Task brief ->
Report the count of lines in the listing below that include the string "usluge", with no other text.
--- START ---
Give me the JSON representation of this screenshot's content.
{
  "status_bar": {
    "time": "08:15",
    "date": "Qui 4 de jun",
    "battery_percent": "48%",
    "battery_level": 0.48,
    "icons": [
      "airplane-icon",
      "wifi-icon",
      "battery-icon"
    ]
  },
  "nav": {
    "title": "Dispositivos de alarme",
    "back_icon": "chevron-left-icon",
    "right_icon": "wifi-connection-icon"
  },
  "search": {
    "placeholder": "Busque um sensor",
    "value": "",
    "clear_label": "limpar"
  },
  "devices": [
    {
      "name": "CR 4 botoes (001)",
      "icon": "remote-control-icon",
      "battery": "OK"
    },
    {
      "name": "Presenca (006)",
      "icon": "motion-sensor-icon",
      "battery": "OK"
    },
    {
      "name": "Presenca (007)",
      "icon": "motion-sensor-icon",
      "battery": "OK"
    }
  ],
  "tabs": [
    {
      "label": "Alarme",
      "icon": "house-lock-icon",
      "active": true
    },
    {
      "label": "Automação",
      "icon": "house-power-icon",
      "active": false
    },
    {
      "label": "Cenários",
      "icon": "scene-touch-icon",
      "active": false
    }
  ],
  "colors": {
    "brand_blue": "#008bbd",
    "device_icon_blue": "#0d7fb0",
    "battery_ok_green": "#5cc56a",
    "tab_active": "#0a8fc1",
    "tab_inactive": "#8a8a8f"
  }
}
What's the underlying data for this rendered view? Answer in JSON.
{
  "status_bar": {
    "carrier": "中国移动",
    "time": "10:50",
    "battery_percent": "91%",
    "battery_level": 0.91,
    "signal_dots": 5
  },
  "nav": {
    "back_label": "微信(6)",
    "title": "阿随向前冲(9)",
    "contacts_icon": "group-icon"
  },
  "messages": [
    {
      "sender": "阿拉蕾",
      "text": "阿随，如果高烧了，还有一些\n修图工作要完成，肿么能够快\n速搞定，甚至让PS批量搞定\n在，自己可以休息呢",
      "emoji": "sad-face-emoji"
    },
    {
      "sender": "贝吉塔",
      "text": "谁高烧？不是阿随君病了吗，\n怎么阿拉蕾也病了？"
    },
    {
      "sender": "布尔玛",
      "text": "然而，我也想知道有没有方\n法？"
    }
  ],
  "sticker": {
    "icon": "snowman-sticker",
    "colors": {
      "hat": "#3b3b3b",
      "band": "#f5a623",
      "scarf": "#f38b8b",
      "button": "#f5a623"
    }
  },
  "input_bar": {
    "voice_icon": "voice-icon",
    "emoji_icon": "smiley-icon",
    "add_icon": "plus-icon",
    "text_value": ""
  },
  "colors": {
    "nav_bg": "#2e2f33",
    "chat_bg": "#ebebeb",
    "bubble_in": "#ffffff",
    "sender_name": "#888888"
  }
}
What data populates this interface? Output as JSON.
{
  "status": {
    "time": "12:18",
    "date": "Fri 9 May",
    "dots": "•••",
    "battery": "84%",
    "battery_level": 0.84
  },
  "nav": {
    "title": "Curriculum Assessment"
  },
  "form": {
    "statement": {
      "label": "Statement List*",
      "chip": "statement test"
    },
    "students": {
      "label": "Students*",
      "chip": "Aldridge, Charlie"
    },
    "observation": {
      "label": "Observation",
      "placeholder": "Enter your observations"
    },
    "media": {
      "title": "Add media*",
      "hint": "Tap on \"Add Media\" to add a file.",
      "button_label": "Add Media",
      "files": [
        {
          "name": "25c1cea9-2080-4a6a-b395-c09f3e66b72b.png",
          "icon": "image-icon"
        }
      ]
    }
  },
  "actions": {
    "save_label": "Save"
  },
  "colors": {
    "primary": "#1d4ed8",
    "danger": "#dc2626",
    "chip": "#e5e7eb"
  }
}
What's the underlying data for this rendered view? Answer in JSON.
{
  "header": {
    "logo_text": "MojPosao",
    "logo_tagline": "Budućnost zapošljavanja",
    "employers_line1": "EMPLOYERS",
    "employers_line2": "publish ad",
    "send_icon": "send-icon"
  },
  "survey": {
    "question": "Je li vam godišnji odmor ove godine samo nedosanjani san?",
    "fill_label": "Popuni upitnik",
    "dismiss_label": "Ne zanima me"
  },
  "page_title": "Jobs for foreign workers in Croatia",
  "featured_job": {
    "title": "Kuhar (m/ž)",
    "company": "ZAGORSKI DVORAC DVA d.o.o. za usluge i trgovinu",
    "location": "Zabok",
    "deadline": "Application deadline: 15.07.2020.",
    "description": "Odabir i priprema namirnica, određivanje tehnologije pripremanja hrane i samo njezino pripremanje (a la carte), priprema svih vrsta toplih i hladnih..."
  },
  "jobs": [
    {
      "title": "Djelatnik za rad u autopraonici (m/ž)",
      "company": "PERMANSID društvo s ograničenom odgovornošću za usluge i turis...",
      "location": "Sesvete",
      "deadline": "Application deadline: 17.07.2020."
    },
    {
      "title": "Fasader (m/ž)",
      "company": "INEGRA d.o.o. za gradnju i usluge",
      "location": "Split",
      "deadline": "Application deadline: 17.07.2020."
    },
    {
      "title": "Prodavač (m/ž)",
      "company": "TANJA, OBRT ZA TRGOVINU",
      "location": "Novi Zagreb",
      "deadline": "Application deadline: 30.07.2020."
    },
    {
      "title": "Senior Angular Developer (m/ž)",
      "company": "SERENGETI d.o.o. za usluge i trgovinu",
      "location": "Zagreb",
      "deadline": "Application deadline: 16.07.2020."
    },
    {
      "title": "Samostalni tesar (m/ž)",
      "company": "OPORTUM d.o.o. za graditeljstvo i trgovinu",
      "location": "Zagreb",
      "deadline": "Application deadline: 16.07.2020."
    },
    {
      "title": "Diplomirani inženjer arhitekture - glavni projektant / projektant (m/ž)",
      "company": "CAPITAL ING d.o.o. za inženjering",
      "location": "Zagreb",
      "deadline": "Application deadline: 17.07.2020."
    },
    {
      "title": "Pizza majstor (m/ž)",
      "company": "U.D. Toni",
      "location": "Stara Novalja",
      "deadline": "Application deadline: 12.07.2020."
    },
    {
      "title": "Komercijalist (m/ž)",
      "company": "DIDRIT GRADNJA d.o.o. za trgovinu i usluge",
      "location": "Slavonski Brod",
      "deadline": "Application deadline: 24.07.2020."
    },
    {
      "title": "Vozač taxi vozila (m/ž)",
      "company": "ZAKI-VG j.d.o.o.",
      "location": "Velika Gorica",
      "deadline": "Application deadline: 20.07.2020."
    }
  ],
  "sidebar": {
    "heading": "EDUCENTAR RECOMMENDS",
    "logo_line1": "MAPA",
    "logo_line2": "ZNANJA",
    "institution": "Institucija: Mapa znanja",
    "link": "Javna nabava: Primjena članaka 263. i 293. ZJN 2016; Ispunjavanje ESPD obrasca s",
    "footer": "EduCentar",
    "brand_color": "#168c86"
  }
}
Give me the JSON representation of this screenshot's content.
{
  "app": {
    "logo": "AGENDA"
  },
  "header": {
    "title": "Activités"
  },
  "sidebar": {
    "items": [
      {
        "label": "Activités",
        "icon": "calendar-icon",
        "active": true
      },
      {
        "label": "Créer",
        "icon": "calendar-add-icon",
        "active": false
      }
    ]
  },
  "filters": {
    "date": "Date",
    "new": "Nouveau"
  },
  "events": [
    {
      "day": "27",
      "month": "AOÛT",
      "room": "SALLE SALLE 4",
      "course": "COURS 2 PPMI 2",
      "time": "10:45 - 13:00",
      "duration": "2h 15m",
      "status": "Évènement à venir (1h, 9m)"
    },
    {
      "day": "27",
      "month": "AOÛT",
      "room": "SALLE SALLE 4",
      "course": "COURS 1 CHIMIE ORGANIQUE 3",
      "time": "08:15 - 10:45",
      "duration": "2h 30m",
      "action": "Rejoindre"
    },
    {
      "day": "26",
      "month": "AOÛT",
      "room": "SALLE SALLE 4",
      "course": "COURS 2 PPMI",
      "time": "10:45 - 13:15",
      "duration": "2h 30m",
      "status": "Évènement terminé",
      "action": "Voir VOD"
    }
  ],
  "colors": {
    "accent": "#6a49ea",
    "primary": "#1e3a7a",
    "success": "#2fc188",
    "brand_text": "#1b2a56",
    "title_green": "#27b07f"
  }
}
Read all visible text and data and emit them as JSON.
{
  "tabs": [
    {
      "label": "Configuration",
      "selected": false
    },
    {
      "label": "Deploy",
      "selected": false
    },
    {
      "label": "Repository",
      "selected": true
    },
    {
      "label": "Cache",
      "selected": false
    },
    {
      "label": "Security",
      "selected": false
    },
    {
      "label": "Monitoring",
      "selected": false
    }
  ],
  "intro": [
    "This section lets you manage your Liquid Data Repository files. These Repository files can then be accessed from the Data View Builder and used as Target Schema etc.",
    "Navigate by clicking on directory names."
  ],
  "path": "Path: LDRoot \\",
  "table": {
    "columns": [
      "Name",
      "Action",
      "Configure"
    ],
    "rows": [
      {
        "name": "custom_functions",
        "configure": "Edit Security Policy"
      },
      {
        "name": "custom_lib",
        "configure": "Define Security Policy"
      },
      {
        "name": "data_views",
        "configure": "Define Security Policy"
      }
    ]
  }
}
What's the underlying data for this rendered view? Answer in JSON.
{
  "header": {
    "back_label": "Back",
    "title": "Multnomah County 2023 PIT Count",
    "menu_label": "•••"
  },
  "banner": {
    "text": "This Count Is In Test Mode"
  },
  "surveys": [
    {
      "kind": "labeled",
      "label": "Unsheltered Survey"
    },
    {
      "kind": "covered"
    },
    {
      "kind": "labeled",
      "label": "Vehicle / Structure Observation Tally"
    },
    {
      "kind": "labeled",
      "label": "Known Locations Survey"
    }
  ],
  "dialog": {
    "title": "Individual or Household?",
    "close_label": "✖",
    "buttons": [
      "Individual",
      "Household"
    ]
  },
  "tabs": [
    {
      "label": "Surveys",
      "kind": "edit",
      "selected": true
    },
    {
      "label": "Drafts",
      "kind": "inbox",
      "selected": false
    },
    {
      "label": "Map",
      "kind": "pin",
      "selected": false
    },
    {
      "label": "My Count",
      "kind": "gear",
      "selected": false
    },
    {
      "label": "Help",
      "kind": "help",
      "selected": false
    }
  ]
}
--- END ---
Solution to this task ->
5